Let's face it, life would be a lot easier without the pressures that lead to stress and anxiety. Everyone suffers anxiety to some extent in their lives, but whether you are going through a period of stress, or suffering with an anxiety disorder, we should be mindful of the fact that we needn't compare ourselves to the way others are feeling and put ourselves on the back burner because our to-do lists are 'much more important'. There are ways to manage the effects of stress and anxiety that we should be implementing into our daily lives, because we don't need to keep struggling through with it simply being there all the time. Stress and anxiety can not only be 'accepted', but it can also be managed.
1. Maintaining a healthy lifestyle
This goes without saying. Eating a healthier diet and drinking more water can improve our wellbeing immensely by boosting our mood and energy. Staying hydrated can also help to mitigate headaches, which can be a significant symptom of stress. In addition, getting a proper nights' sleep by going to bed at a good hour and switching off our electronic devices earlier in the evening can be incredibly beneficial for our body and mind.
Exercise is another way to manage the effects of stress and anxiety that is celebrated by doctors and therapists alike. Exercise not only keeps us fit and healthy, but it can also improve the way we feel about how we look. Don't get me wrong, I struggle with the idea of forming a regular exercise routine and it's definitely something I've got to work towards, but this doesn't have to be 'three-hours-in-the-gym-sweating-profusely-and-coming-home-to-glug-protein-shakes'. If you can do that, I admire you! But for those of us who are just starting out, it's as simple as taking a walk each day, getting out in the garden and bending and stretching for weeds, or doing yoga once a week. An exercise routine is something to build upon, but it has a brilliant and undoubtable effect on our physical and mental health.
Although meditation is not everyone's cup of tea, I strongly recommend you give it a try. There are lots of apps you can download for your phone that guide you through a peaceful session of meditation if you need some help, or else you can listen to calm and ambient sounds by yourself. My go-to app for guided meditation is Headspace. I can sit at my computer in the middle of a mammoth task and decide to take mere minutes out of my day to shut off and relax, before finishing and feeling completely refreshed. Or else, you can find a comfortable space on the floor or on your bed to meditate first thing in the morning or last thing at night.

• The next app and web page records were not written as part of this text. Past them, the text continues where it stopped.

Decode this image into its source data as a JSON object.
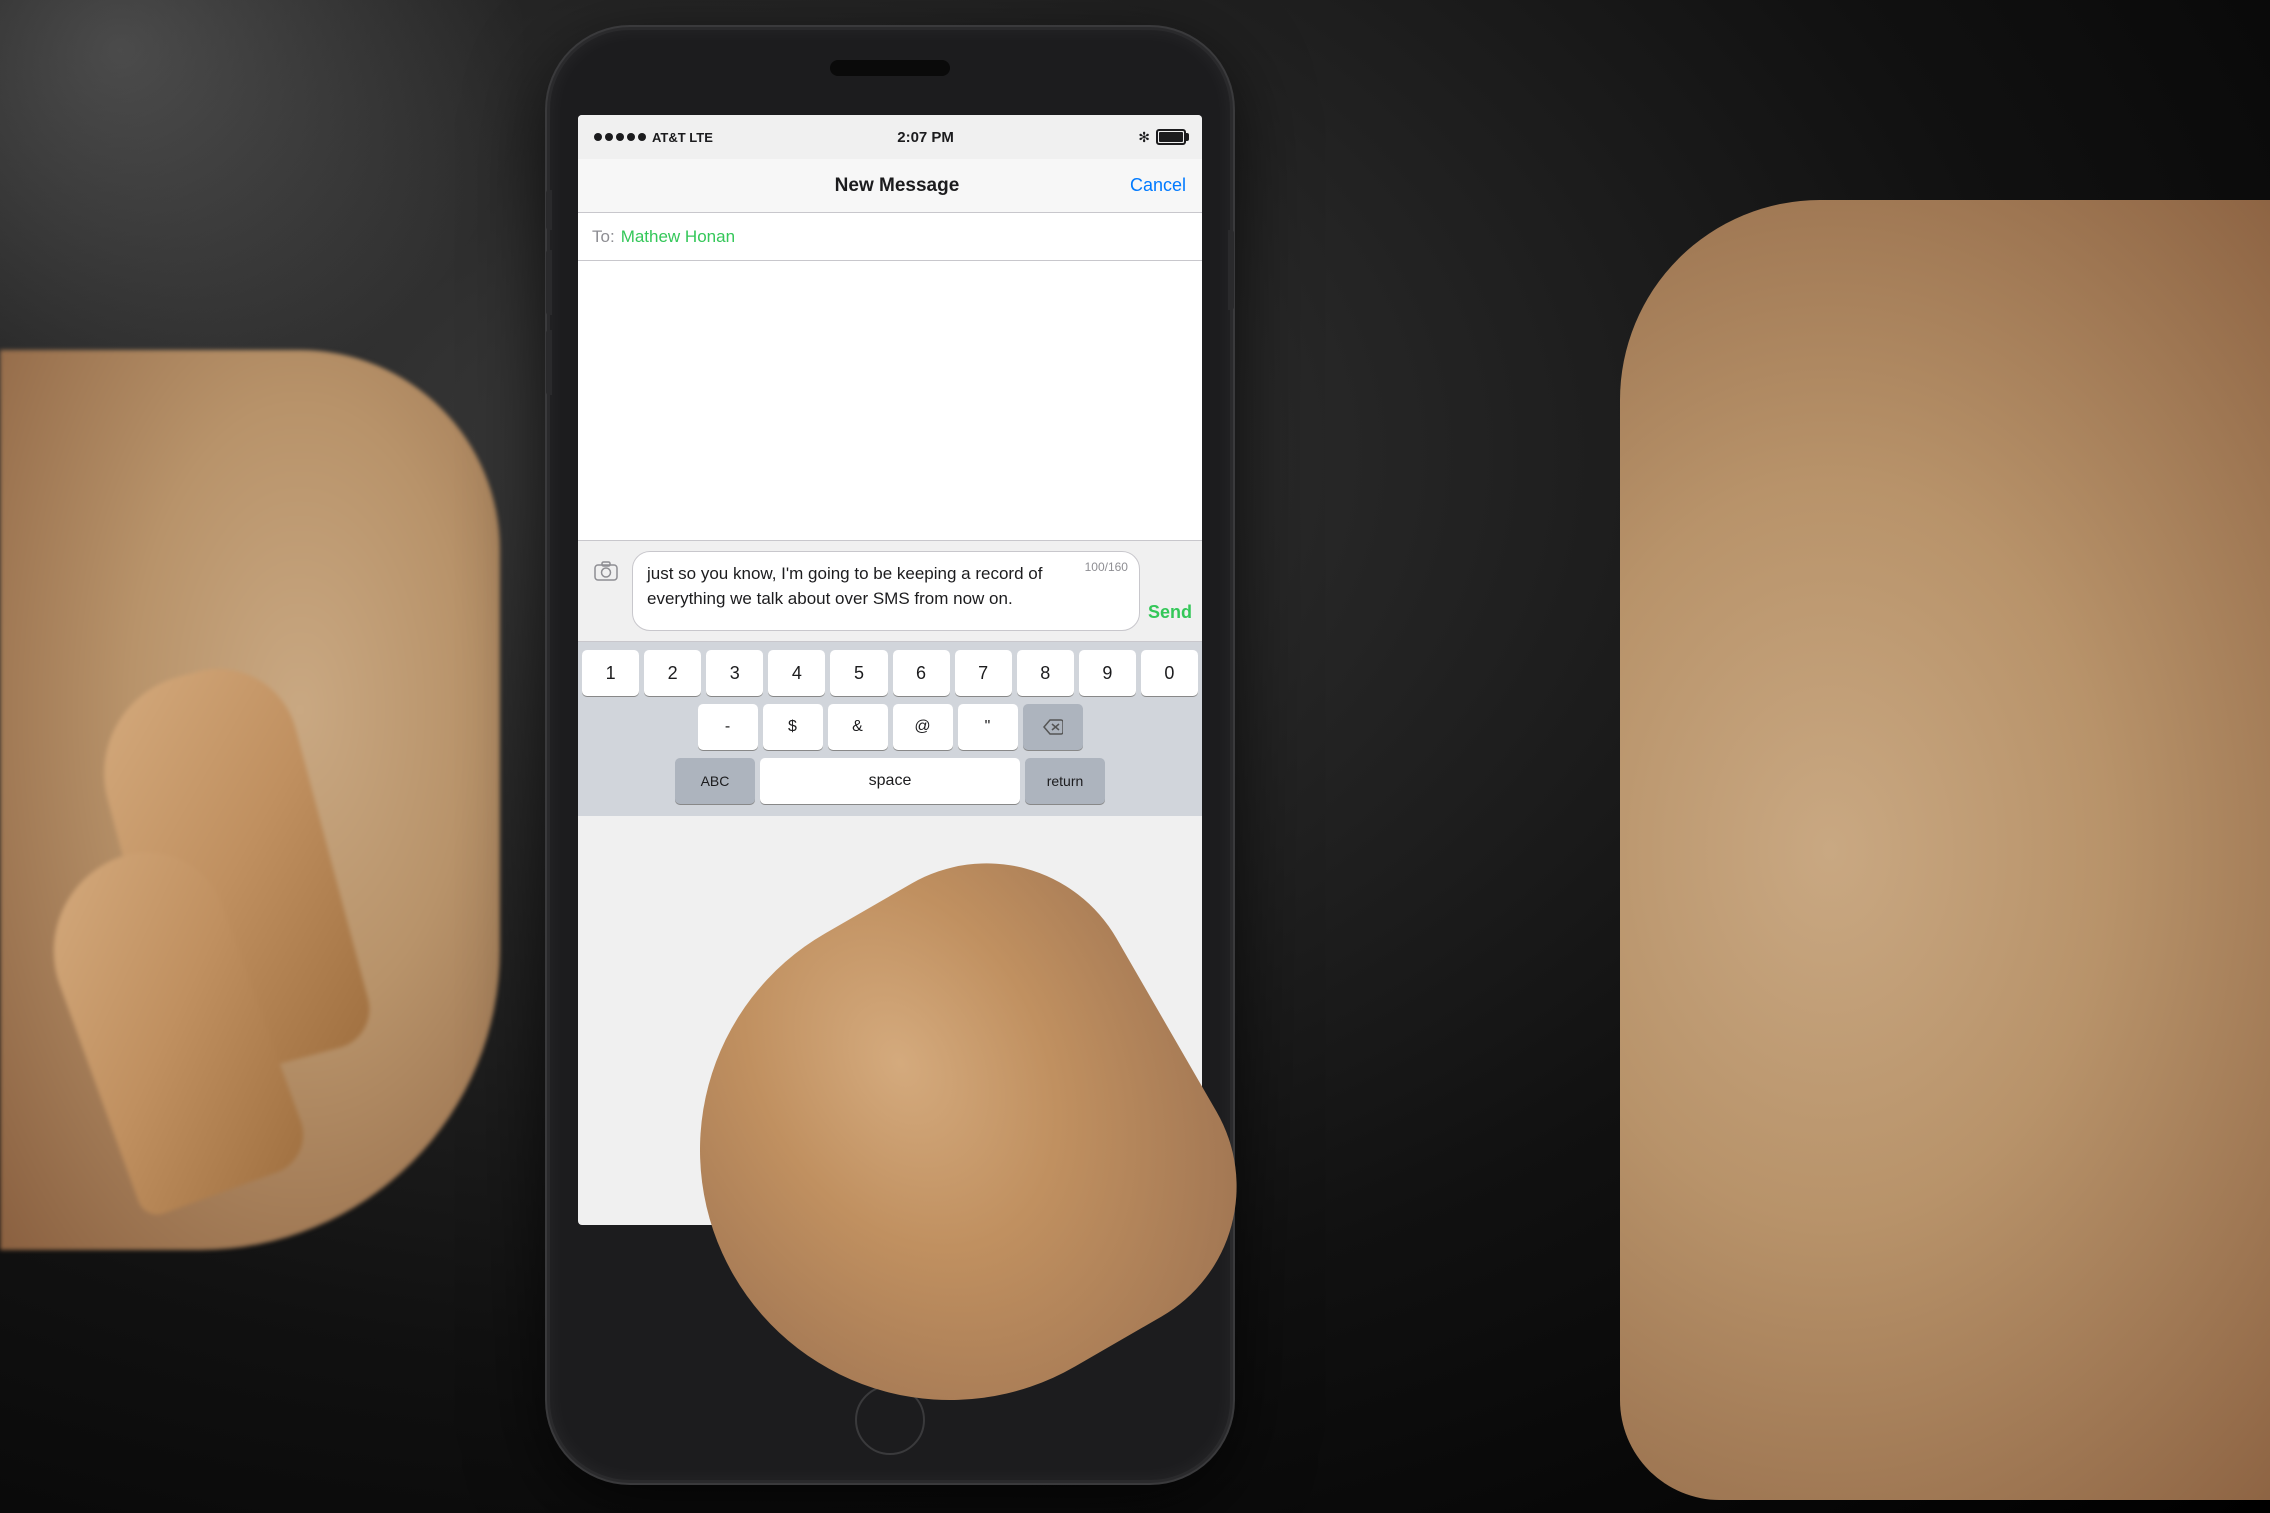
{
  "background": {
    "color": "#111111"
  },
  "phone": {
    "status_bar": {
      "signal_dots": 5,
      "carrier": "AT&T LTE",
      "time": "2:07 PM",
      "bluetooth": "✻",
      "battery_level": "full"
    },
    "nav_bar": {
      "title": "New Message",
      "cancel_label": "Cancel"
    },
    "to_field": {
      "label": "To:",
      "recipient": "Mathew Honan"
    },
    "message": {
      "text": "just so you know, I'm going to be keeping a record of everything we talk about over SMS from now on.",
      "char_count": "100/160",
      "send_label": "Send"
    },
    "keyboard": {
      "row1": [
        "1",
        "2",
        "3",
        "4",
        "5",
        "6",
        "7",
        "8",
        "9",
        "0"
      ],
      "row2": [
        "-",
        "$",
        "&",
        "@",
        "\""
      ],
      "row3_special_left": "ABC",
      "row3_space": "space",
      "row3_delete": "⌫",
      "bottom_bar": {
        "abc": "ABC",
        "delete": "⌫"
      }
    }
  }
}
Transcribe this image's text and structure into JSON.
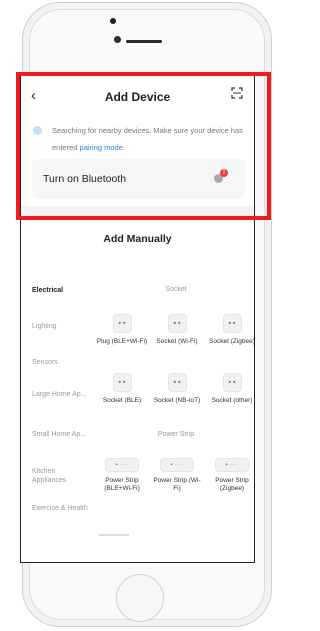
{
  "header": {
    "back_icon": "chevron-left-icon",
    "back_glyph": "‹",
    "title": "Add Device",
    "scan_icon": "scan-icon"
  },
  "search": {
    "text": "Searching for nearby devices. Make sure your device has entered ",
    "link": "pairing mode",
    "end": "."
  },
  "bluetooth": {
    "label": "Turn on Bluetooth",
    "icon": "bluetooth-icon",
    "badge": "!"
  },
  "manual": {
    "title": "Add Manually"
  },
  "categories": [
    {
      "label": "Electrical",
      "active": true
    },
    {
      "label": "Lighting",
      "active": false
    },
    {
      "label": "Sensors",
      "active": false
    },
    {
      "label": "Large Home Ap...",
      "active": false
    },
    {
      "label": "Small Home Ap...",
      "active": false
    },
    {
      "label": "Kitchen Appliances",
      "active": false
    },
    {
      "label": "Exercise & Health",
      "active": false
    }
  ],
  "sections": [
    {
      "title": "Socket",
      "devices": [
        {
          "label": "Plug (BLE+Wi-Fi)",
          "glyph": "▪ ▪"
        },
        {
          "label": "Socket (Wi-Fi)",
          "glyph": "▪ ▪"
        },
        {
          "label": "Socket (Zigbee)",
          "glyph": "▪ ▪"
        },
        {
          "label": "Socket (BLE)",
          "glyph": "▪ ▪"
        },
        {
          "label": "Socket (NB-IoT)",
          "glyph": "▪ ▪"
        },
        {
          "label": "Socket (other)",
          "glyph": "▪ ▪"
        }
      ]
    },
    {
      "title": "Power Strip",
      "devices": [
        {
          "label": "Power Strip (BLE+Wi-Fi)",
          "glyph": "▪ ∙∙∙∙"
        },
        {
          "label": "Power Strip (Wi-Fi)",
          "glyph": "▪ ∙∙∙∙"
        },
        {
          "label": "Power Strip (Zigbee)",
          "glyph": "▪ ∙∙∙∙"
        }
      ]
    }
  ],
  "colors": {
    "accent": "#2d7de0",
    "highlight": "#ee1c1c",
    "badge": "#e53b3b"
  }
}
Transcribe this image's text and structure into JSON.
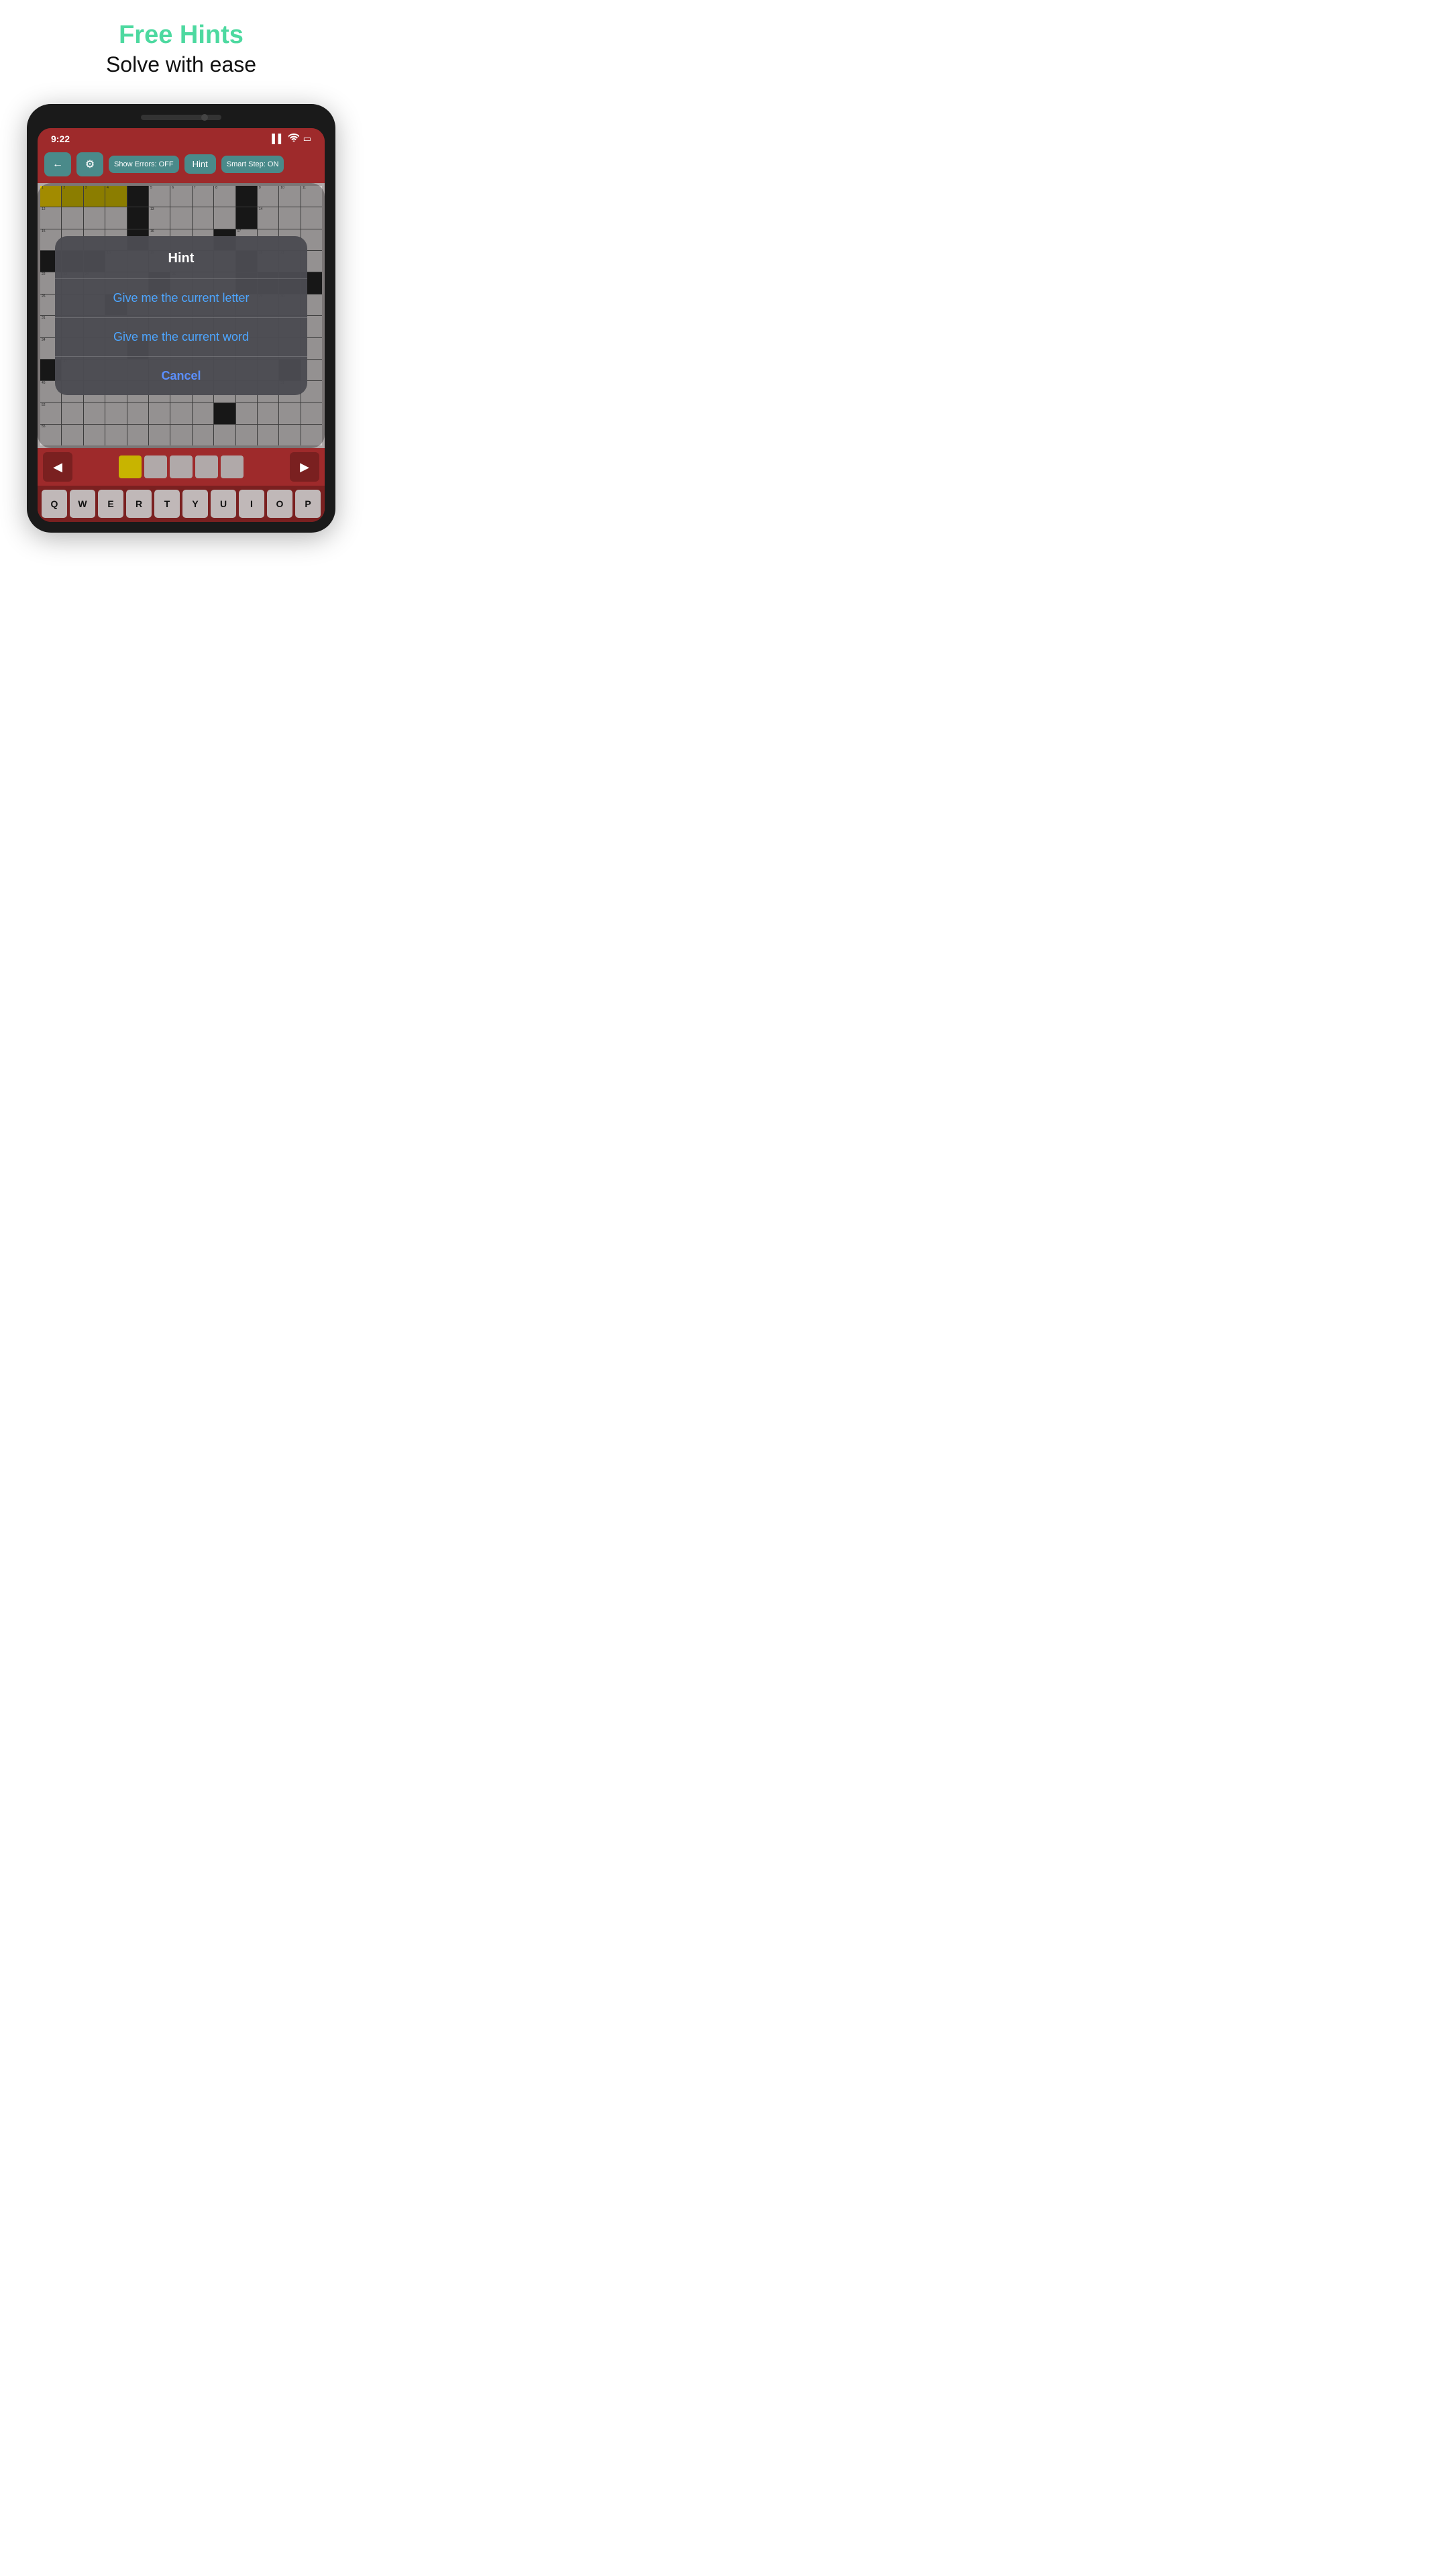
{
  "header": {
    "title": "Free Hints",
    "subtitle": "Solve with ease"
  },
  "status_bar": {
    "time": "9:22",
    "signal_icon": "▌▌",
    "wifi_icon": "wifi",
    "battery_icon": "▭"
  },
  "toolbar": {
    "back_label": "←",
    "settings_label": "⚙",
    "show_errors_label": "Show Errors: OFF",
    "hint_label": "Hint",
    "smart_step_label": "Smart Step: ON"
  },
  "hint_dialog": {
    "title": "Hint",
    "option1": "Give me the current letter",
    "option2": "Give me the current word",
    "cancel": "Cancel"
  },
  "keyboard": {
    "row1": [
      "Q",
      "W",
      "E",
      "R",
      "T",
      "Y",
      "U",
      "I",
      "O",
      "P"
    ]
  },
  "colors": {
    "accent_green": "#4dd9a0",
    "toolbar_bg": "#9e2a2b",
    "toolbar_btn": "#4a8a8a",
    "cell_highlight": "#c8b400",
    "hint_option_color": "#4da6ff"
  }
}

Whatever you find therapeutic or comforting to do, be it gardening, colouring, painting, writing or reading, go ahead and do it! There's nothing quite like taking time out to do something you enjoy, for yourself, with no pressure. It's activities like this that act as building blocks for our creativity. On the other hand, if watching educational videos is your thing, go ahead and do that! I find I get an enormous amount of motivation from watching others do what they love too.
In a similar vein, self-care is not an indulgent activity you should disallow yourself to engage in. Make time for a hot soak in a bubble bath, wash off the day's work and slip your PJ's on early. Spend some well-earned time on the sofa! Get out in the garden early, or stay out there until it gets dark and the air dampens. All are simple but effective ways to unwind after a particularly stressful day.
This is one is paramount in my book. There is nothing like talking to loved ones about the way you feel and asking them for advice. Socialising and surrounding yourself with people you love is a great way to come to terms with rough patches and can show you that there may be more important things to focus on than whatever you are worrying about. Just remember that if you are beginning to feel as though you have more bad days than good, it's time to seek help from your GP. There is absolutely nothing wrong with admitting your feelings are too much to bear and that you need some expert advice. It takes a lot of courage and is a very difficult step to take but you will feel better for it. Your GP can help point you in the right direction, and you will certainly not be the only one. Verbalising our feelings can help us to understand why we are feeling the way we are, as well as lift a lot of weight off our shoulders!
7. 'No expectations'
The final point is one courtesy of thedailyzen.org and it resonated so poignantly with me that I had to include it here. It's not one I had ever really considered before until I read it and realised how much I should be applying it to my own life. So many times have I gone to bed after a stinky day and woken up the next morning thinking 'Right! Today is the day that I will feel better, I've got this!' The truth is, sometimes I say this and it only takes me a couple of hours to realise that maybe I haven't. But that's alright! When you're coming out of a dark patch or sticking point in time, it takes a while to get yourself back together and remember that everybody has bad days. It's part of life that we have those days we would rather bury in the past and forget about, but no day will ever be the same. One of my favourite quotes to tell myself on a bad day is: this day too shall pass. It's a reminder that every new day is a chance to build on the last, and that it won't always be like this. Rather than having expectations, we should simply focus on each step we take towards a clearer, fresher state of mind.